Cincinnati, OH: U.S. Department of Health, Education, and Welfare, Public Health Service, Centers for Disease Control, National Institute for Occupational Safety and Health, HHE 78-3-555, 1979 Jan; :1-23
Environmental surveys and employee interviews were conducted on November 14 and 15, 1977, and July 24 to 28, 1978, to evaluate complaints of irritating fumes causing eye, nose, throat, and skin irritations to fiberglass assemblers at Warminster Fiberglass (SIC- 3296) in Southhampton, Pennsylvania. The evaluation was requested by the employer on behalf of approximately 80 affected employees. Styrene (100425) concentrations during the initial survey ranged from 200 to 400 parts per million (ppm), exceeding the 100 ppm OSHA standard. Reported employee symptoms were consistent with symptoms caused by styrene overexposure. Methylethyl ketone peroxide (MEKO) concentrations ranged from none detected to 13 milligrams per cubic meter (mg/m3), exceeding the 1.5mg/m3 American Conference of Governmental Industrial Hygienists Threshold Limit Value as measured during spray up fabrication. Peak levels of styrene exceeded the 600ppm OSHA standard for peak measurements in two instances. The 200ppm OSHA ceiling for 5 minute exposure was equalled in one sample. The author concludes that workers were exposed to potentially toxic concentrations of MEKO and styrene vapor and less significant concentrations of acetone vapors. The author recommends that one of the ventilation systems be improved, that the practice of removing dust using compressed air be discontinued and replaced with a vacuum system, and that two work stations be relocated so as to be directly in front of the exhaust hoods.

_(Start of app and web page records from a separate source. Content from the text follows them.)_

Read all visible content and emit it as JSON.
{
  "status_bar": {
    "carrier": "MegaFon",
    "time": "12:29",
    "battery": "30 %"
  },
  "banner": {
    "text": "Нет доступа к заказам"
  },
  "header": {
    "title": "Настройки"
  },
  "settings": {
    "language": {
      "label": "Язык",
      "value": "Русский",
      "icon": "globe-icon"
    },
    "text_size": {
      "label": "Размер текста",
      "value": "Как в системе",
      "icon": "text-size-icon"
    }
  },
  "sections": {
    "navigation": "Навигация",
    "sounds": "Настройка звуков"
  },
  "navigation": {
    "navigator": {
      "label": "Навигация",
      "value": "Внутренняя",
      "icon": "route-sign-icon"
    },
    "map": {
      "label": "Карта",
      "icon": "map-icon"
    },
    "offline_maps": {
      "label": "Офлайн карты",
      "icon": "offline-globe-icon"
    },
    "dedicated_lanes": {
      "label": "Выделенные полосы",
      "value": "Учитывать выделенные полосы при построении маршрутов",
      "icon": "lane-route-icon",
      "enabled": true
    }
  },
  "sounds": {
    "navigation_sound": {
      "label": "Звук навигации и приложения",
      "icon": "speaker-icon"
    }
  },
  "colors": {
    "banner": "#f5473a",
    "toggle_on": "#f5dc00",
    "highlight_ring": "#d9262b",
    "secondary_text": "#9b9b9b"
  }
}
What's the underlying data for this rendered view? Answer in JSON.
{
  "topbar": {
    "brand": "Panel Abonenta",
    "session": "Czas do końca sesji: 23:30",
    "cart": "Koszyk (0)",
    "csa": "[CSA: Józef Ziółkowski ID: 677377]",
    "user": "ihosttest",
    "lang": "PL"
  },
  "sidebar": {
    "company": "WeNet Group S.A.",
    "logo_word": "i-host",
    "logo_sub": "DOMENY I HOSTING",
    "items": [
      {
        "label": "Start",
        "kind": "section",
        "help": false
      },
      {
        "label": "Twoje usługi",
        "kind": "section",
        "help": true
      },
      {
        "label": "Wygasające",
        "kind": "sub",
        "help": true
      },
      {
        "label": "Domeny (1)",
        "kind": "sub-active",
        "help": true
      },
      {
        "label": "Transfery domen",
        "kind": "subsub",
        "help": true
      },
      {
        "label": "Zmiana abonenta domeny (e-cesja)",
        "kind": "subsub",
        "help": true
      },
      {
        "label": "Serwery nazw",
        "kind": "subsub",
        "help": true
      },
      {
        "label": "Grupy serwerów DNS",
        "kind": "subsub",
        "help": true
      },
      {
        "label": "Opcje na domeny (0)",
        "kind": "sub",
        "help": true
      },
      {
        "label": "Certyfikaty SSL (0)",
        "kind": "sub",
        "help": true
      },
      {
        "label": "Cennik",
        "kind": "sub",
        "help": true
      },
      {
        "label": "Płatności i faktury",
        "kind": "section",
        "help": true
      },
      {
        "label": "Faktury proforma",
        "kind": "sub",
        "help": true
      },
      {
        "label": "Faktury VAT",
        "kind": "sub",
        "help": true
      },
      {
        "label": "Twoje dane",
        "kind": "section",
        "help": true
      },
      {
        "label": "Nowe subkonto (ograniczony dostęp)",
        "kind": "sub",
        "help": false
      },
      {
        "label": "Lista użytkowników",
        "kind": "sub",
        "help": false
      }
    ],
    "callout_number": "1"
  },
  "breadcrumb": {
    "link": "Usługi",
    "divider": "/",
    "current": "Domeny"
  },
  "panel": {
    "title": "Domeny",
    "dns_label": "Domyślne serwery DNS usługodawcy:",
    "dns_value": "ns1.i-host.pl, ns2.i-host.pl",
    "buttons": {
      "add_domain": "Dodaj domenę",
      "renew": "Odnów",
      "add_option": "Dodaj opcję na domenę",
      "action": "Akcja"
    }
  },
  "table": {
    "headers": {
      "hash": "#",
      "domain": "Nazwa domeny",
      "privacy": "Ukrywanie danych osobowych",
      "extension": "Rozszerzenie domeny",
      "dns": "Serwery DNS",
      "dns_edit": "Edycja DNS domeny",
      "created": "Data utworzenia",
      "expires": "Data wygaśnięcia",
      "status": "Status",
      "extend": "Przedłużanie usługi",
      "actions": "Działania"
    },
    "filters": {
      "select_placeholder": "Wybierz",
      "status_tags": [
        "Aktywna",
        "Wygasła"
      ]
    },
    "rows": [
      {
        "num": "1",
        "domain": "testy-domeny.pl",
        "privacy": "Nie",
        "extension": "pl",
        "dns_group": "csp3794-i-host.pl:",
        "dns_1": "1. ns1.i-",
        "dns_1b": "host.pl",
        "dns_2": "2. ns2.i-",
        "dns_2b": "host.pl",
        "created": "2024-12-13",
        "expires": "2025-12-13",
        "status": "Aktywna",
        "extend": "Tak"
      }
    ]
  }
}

NIOSH-Author; HHE-78-3-555; NIOSH-Health-Hazard-Evaluation; Hazard-Confirmed; Region-3; Vapors; Skin-exposure; Plastics; Air-contamination; Air-flow; Environmental-engineering; Author Keywords: organic vapors; methylethyl ketone peroxide; MEKO; polyester resin spray-up and lay-up processes; eye, nose, throat, and skin irritations
Field Studies; Health Hazard Evaluation
NTIS Accession No.
National Institute for Occupational Safety and Health
Page last reviewed: December 11, 2020
Content source: National Institute for Occupational Safety and Health Education and Information Division